The required output is the complete data, repeated without alteration.

Content starts

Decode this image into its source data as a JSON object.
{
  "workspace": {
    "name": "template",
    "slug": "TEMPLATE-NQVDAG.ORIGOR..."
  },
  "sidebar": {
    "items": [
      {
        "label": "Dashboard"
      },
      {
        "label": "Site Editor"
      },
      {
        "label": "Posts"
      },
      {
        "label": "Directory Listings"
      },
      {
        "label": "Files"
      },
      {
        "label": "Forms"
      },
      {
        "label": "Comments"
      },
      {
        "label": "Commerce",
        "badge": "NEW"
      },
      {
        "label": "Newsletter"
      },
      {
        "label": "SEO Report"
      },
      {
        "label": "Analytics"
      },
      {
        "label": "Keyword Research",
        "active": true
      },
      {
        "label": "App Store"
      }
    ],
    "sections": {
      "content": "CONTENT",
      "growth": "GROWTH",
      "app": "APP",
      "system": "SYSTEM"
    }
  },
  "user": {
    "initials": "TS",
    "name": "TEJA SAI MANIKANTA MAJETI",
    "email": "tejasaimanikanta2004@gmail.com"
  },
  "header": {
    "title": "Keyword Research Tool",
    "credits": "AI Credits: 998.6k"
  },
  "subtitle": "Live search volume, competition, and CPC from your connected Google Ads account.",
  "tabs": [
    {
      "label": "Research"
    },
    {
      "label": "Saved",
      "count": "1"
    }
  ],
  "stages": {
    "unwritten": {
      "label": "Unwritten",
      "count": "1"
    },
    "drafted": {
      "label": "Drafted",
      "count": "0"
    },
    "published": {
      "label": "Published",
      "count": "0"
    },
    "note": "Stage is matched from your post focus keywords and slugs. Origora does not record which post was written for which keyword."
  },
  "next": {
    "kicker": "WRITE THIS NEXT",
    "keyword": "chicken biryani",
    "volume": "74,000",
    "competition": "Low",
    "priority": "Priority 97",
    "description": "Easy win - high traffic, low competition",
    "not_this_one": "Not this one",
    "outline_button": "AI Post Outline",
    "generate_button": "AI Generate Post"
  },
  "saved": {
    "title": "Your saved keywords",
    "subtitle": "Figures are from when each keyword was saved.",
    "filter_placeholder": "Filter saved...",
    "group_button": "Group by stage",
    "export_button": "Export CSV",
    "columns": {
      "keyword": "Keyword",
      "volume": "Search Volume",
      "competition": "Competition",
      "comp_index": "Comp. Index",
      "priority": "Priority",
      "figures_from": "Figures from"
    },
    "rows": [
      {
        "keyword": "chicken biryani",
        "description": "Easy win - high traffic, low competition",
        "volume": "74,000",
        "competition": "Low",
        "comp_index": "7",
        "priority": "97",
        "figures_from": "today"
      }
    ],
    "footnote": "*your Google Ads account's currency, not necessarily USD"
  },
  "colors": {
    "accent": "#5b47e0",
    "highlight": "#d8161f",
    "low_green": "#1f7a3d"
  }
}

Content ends

* [Expected output]
Decode this image into its source data as a JSON object.
{
  "workspace": {
    "name": "template",
    "slug": "TEMPLATE-NQVDAG.ORIGOR..."
  },
  "sidebar": {
    "items": [
      {
        "label": "Dashboard"
      },
      {
        "label": "Site Editor"
      },
      {
        "label": "Posts"
      },
      {
        "label": "Directory Listings"
      },
      {
        "label": "Files"
      },
      {
        "label": "Forms"
      },
      {
        "label": "Comments"
      },
      {
        "label": "Commerce",
        "badge": "NEW"
      },
      {
        "label": "Newsletter"
      },
      {
        "label": "SEO Report"
      },
      {
        "label": "Analytics"
      },
      {
        "label": "Keyword Research",
        "active": true
      },
      {
        "label": "App Store"
      }
    ],
    "sections": {
      "content": "CONTENT",
      "growth": "GROWTH",
      "app": "APP",
      "system": "SYSTEM"
    }
  },
  "user": {
    "initials": "TS",
    "name": "TEJA SAI MANIKANTA MAJETI",
    "email": "tejasaimanikanta2004@gmail.com"
  },
  "header": {
    "title": "Keyword Research Tool",
    "credits": "AI Credits: 998.6k"
  },
  "subtitle": "Live search volume, competition, and CPC from your connected Google Ads account.",
  "tabs": [
    {
      "label": "Research"
    },
    {
      "label": "Saved",
      "count": "1"
    }
  ],
  "stages": {
    "unwritten": {
      "label": "Unwritten",
      "count": "1"
    },
    "drafted": {
      "label": "Drafted",
      "count": "0"
    },
    "published": {
      "label": "Published",
      "count": "0"
    },
    "note": "Stage is matched from your post focus keywords and slugs. Origora does not record which post was written for which keyword."
  },
  "next": {
    "kicker": "WRITE THIS NEXT",
    "keyword": "chicken biryani",
    "volume": "74,000",
    "competition": "Low",
    "priority": "Priority 97",
    "description": "Easy win - high traffic, low competition",
    "not_this_one": "Not this one",
    "outline_button": "AI Post Outline",
    "generate_button": "AI Generate Post"
  },
  "saved": {
    "title": "Your saved keywords",
    "subtitle": "Figures are from when each keyword was saved.",
    "filter_placeholder": "Filter saved...",
    "group_button": "Group by stage",
    "export_button": "Export CSV",
    "columns": {
      "keyword": "Keyword",
      "volume": "Search Volume",
      "competition": "Competition",
      "comp_index": "Comp. Index",
      "priority": "Priority",
      "figures_from": "Figures from"
    },
    "rows": [
      {
        "keyword": "chicken biryani",
        "description": "Easy win - high traffic, low competition",
        "volume": "74,000",
        "competition": "Low",
        "comp_index": "7",
        "priority": "97",
        "figures_from": "today"
      }
    ],
    "footnote": "*your Google Ads account's currency, not necessarily USD"
  },
  "colors": {
    "accent": "#5b47e0",
    "highlight": "#d8161f",
    "low_green": "#1f7a3d"
  }
}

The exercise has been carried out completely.